A 2017 Canadian Broadcasting Corporation Marketplace investigation uncovered that more than 800 Canadian citizens have purchased illegitimate degrees from unaccredited and/or false institutions—often referred to as diploma mills—in fields related to nursing, education, health, law, and engineering.[1]

A diploma mill sells academic degrees, diplomas, and transcripts to individuals without providing educational experience and without being recognized by an educational accrediting body. Individuals practising in these fields without proper academic credentials place the health, safety, and well-being of Canadians at risk.

The protection of the public is of paramount concern to the engineering regulators in Canada, and Canada’s regulatory framework for engineering is recognized across the world as rigorous. In Canada, “engineer” is a protected term, and can only be used by individuals who have been licensed to practise by Canada’s 12 provincial or territorial engineering regulators.

An individual’s application for engineering licensure is thoroughly reviewed by the provincial or territorial regulator to ensure that the applicant meets the academic, work experience, language, ethics, and good character requirements. The engineering regulators will assess an applicant’s academic credentials based on their education and ensure that:

  • The applicant demonstrates that they possess a valid degree from a legitimate institution. A certain level of content in education is expected from regulators to become licensed.
  • Engineers Canada, through the Canadian Engineering Accreditation Board (CEAB), accredits specific programs in Canadian higher educational institutions. Applicants with a CEAB-accredited degree are generally accepted by regulators as meeting or exceeding the minimum academic requirements for licensure. Regardless of whether an applicant’s degree is from an accredited or non-accredited engineering program, the provincial or territorial regulator will ensure that the academic institution listed on their application is valid, that their engineering degree exists, and that the applicant possesses a valid degree from a valid institution. 
  • To confirm engineering education, regulators assign examinations to applicants who hold a non-accredited degree to confirm that a certain level of content in engineering education is possessed by these applicants and meet the requirement for licensure.

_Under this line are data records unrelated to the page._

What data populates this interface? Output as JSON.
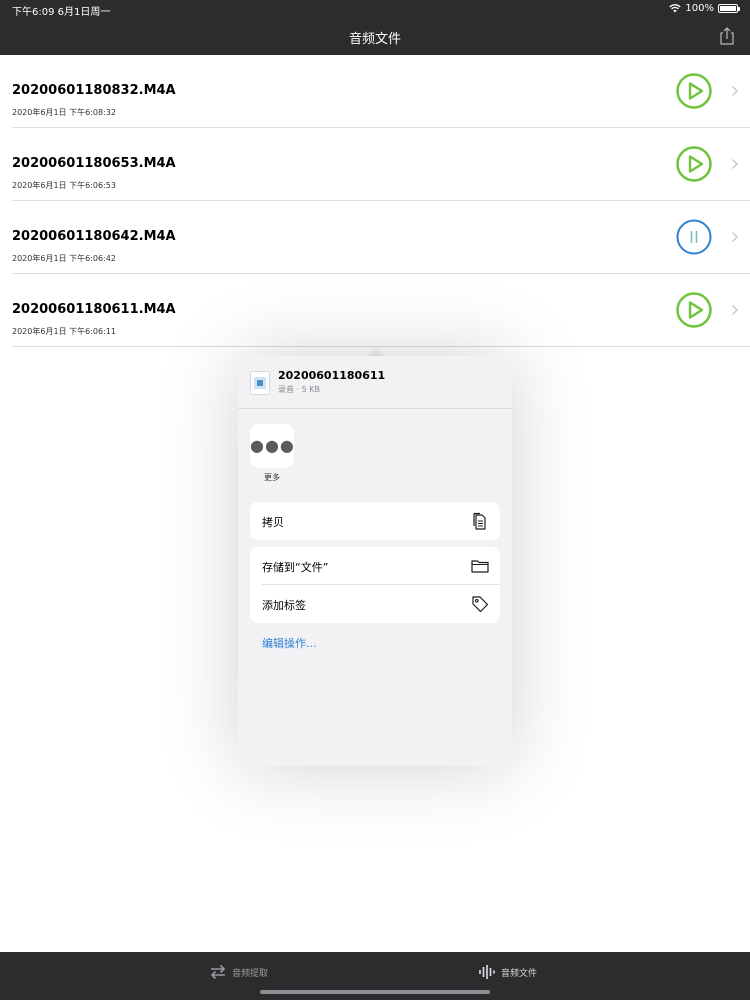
{
  "status_bar": {
    "time_date": "下午6:09   6月1日周一",
    "battery": "100%"
  },
  "nav": {
    "title": "音频文件",
    "share_icon": "share-icon"
  },
  "files": [
    {
      "name": "20200601180832.M4A",
      "date": "2020年6月1日 下午6:08:32",
      "state": "play"
    },
    {
      "name": "20200601180653.M4A",
      "date": "2020年6月1日 下午6:06:53",
      "state": "play"
    },
    {
      "name": "20200601180642.M4A",
      "date": "2020年6月1日 下午6:06:42",
      "state": "pause"
    },
    {
      "name": "20200601180611.M4A",
      "date": "2020年6月1日 下午6:06:11",
      "state": "play"
    }
  ],
  "share_sheet": {
    "file_name": "20200601180611",
    "file_meta": "录音 · 5 KB",
    "more_label": "更多",
    "groups": [
      [
        {
          "label": "拷贝",
          "icon": "copy-icon"
        }
      ],
      [
        {
          "label": "存储到“文件”",
          "icon": "folder-icon"
        },
        {
          "label": "添加标签",
          "icon": "tag-icon"
        }
      ]
    ],
    "edit_actions": "编辑操作..."
  },
  "tabs": [
    {
      "label": "音频提取",
      "icon": "arrows-swap-icon"
    },
    {
      "label": "音频文件",
      "icon": "waveform-icon"
    }
  ],
  "colors": {
    "play_green": "#6ec43a",
    "pause_blue": "#2f7fd3",
    "bar_dark": "#2c2c2e",
    "link_blue": "#2f7fd3"
  }
}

Regulators have a strong role in identifying illegitimate qualifications that could threaten public safety and public interest. Their responsibilities go beyond licensing and affect the regulation of practice for professional engineers as well. Each regulator across Canada maintains a directory that allows the public to verify if an individual holds a valid licence to practise engineering in that jurisdiction. Regulators are responsible for ensuring that only licensed individuals use the title “professional engineer”. Regulators have the mandate to investigative and ensure that only individuals who are licensed may use the professional engineering title and practice professional engineering.

Key Points

  • The Canadian Engineering Accreditation Board (CEAB), a standing board of Engineers Canada, accredits undergraduate engineering programs at Canadian higher education institutions.
  • Provincial and territorial engineering regulators set high professional and ethical standards, establish codes of conduct, and administer regulatory processes and standards of practice to assure protection of the public.
  • Engineering regulators in each jurisdiction serve the public’s interest by making sure that only qualified individuals engage in professional engineering services by:
    • licensing qualified individuals based on their ability to practise professional engineering with competence and integrity;
    • examining the validity of credentials from applicants to ensure their degrees are from an accredited engineering program;
    • administering registration practices that are timely, transparent, objective, impartial and fair; and
    • acting against those who are practising engineering but who are not licensed professional engineers.

Next Steps

  • Engineers Canada is currently developing a national position statement on illegitimate academic credentials.
  • The Canadian Engineering Qualifications Board (CEQB) has developed a publicly available national guideline on admission to the practice of engineering in Canada.  The guideline provides an overview of current general admission requirements for applicants and fosters the harmonization of admission practices throughout Canada.
  • The CEQB is also developing a national guideline on the assessment of non-CEAB applicants that high- level guiding principles that overarch the academic credentials assessment for non-CEAB applicants.
  • CEAB, which accredits undergraduate engineering programs that provide the academic requirements for licensure as a professional engineer in Canada, will continue to;
    • ensure Canada’s engineering education system remains amongst the best in the world;
    • foster continual improvement of engineering education provide expertise and efficiency in assessing engineering education on behalf of the provincial and territorial engineering regulatory bodies; and to
    • maintain a list of accredited undergraduate engineering programs in Canada that provincial and territorial regulators may access to ensure that credentials are legitimate.  

Eric Szeto, Nelisha Vellani (2017). “Marketplace: ‘All of us can be harmed’: Investigation reveals hundreds of Canadians have phoney degrees.” Retrieved from: